* Task description *
Among the records below, which lines contain the string "깻잎논쟁"? Report them.

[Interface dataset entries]
──────

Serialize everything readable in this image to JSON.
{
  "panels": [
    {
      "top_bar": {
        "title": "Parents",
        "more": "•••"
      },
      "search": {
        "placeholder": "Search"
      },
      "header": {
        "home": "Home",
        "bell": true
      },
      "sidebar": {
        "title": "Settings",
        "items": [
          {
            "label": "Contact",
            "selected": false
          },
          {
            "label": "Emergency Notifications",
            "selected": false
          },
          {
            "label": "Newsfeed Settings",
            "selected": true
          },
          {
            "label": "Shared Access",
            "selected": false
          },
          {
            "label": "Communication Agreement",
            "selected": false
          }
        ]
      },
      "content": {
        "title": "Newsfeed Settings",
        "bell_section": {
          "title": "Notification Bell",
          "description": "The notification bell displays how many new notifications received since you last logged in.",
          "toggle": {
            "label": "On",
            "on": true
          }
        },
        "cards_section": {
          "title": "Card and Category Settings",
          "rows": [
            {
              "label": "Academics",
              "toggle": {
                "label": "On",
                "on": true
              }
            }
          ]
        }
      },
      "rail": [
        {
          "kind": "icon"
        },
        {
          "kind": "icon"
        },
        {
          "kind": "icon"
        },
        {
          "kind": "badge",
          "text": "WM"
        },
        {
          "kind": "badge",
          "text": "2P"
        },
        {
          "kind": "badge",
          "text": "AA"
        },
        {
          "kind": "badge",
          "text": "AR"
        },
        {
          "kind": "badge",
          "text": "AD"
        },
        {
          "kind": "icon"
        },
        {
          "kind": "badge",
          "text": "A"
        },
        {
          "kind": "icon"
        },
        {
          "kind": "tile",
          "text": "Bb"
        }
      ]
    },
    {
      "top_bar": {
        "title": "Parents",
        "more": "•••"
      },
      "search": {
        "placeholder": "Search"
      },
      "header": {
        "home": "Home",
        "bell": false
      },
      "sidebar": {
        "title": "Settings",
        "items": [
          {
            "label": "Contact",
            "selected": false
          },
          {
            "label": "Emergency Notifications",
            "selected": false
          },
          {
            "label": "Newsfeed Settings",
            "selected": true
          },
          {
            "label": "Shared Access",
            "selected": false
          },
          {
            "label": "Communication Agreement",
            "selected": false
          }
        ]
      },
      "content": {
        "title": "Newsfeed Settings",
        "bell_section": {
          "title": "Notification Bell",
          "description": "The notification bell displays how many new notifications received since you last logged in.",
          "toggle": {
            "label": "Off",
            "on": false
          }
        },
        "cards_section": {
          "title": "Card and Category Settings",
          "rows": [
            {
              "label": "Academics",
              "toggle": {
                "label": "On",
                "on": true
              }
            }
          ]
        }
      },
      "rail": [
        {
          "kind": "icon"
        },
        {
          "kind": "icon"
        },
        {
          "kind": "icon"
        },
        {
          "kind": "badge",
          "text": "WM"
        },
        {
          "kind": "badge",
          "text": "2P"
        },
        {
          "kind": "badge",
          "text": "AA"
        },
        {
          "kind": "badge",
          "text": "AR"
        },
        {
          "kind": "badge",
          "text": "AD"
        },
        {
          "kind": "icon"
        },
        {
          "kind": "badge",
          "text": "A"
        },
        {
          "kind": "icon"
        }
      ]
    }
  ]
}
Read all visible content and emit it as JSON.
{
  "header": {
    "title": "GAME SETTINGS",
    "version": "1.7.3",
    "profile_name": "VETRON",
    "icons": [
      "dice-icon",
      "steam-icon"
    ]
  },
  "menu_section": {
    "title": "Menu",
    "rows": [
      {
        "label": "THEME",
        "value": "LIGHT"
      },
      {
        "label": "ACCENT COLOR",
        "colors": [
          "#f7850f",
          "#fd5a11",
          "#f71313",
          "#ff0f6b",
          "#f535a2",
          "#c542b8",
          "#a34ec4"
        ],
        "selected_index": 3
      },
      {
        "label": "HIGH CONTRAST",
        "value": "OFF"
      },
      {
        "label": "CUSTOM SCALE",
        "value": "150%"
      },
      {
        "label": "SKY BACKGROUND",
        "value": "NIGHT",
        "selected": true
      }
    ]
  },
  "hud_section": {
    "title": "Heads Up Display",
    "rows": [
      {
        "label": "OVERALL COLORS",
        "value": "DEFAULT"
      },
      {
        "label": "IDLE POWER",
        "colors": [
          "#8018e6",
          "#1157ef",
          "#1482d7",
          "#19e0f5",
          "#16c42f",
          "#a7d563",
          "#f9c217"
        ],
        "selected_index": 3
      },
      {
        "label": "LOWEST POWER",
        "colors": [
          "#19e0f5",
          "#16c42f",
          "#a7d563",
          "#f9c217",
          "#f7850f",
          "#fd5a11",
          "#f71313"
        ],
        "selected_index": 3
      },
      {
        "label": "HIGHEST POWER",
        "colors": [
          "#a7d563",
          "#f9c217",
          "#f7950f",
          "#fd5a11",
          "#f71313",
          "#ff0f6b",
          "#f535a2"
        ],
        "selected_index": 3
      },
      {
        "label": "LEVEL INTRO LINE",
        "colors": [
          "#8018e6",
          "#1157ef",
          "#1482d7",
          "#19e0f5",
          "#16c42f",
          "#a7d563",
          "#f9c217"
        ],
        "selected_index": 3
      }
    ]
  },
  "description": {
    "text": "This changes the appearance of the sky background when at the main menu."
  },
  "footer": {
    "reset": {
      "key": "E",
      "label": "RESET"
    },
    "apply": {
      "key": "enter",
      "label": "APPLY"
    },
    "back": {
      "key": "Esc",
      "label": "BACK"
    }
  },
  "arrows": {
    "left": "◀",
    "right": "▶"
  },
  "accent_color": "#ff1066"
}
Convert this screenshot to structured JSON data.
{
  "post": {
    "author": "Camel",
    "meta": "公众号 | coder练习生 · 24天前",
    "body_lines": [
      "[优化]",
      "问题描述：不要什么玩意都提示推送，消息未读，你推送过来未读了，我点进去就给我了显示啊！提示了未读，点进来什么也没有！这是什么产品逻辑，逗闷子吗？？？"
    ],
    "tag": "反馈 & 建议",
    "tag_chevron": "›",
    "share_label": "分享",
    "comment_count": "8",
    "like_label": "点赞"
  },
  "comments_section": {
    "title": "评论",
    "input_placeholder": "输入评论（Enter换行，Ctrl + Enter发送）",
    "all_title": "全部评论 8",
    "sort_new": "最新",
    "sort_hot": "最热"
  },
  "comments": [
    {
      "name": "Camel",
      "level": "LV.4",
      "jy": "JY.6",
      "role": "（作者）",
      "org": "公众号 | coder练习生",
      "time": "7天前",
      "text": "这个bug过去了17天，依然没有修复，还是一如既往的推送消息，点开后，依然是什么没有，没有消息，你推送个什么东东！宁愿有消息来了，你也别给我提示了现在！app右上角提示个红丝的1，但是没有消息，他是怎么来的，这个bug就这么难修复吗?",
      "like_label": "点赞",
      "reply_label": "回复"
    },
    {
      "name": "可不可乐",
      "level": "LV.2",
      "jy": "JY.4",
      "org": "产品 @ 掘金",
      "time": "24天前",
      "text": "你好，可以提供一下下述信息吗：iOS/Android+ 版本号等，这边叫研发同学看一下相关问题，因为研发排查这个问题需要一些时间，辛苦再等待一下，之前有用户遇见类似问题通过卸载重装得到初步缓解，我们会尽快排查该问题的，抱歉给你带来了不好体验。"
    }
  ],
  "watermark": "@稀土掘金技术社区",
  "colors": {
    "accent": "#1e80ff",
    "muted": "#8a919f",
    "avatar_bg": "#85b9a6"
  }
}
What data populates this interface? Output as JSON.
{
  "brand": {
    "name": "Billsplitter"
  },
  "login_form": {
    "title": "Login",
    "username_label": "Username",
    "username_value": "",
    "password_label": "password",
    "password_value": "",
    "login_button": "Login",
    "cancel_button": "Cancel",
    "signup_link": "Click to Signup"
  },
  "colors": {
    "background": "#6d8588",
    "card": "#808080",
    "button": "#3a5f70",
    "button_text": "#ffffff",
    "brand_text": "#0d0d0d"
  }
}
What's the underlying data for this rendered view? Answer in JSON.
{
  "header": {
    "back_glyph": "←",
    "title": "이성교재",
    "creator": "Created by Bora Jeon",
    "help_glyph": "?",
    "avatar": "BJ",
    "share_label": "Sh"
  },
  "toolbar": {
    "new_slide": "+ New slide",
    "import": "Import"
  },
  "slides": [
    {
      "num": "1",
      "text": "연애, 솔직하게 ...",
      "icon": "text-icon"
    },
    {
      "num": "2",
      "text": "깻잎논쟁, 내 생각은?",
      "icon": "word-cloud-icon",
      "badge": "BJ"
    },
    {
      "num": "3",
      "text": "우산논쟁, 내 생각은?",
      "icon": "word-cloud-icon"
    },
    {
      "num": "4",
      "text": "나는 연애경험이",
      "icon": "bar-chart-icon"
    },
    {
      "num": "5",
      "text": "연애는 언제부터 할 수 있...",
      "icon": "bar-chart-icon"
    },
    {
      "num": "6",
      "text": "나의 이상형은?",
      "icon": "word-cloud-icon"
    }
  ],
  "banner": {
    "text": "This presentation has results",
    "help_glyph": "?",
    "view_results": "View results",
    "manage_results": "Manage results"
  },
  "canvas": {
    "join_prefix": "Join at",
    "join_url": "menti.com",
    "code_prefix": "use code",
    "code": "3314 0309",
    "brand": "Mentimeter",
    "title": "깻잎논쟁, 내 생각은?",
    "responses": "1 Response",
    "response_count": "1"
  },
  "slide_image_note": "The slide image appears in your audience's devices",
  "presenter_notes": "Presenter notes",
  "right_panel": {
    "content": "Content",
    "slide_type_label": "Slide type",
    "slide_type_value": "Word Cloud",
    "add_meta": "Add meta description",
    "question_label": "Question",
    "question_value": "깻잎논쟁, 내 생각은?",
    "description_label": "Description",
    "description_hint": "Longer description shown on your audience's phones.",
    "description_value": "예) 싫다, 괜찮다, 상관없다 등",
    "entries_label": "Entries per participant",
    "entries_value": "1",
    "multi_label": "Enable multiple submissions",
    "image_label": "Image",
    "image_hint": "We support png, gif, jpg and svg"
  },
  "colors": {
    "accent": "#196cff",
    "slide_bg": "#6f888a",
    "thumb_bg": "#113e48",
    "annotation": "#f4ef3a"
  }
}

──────

* Task response *
      "text": "깻잎논쟁, 내 생각은?",
    "title": "깻잎논쟁, 내 생각은?",
    "question_value": "깻잎논쟁, 내 생각은?",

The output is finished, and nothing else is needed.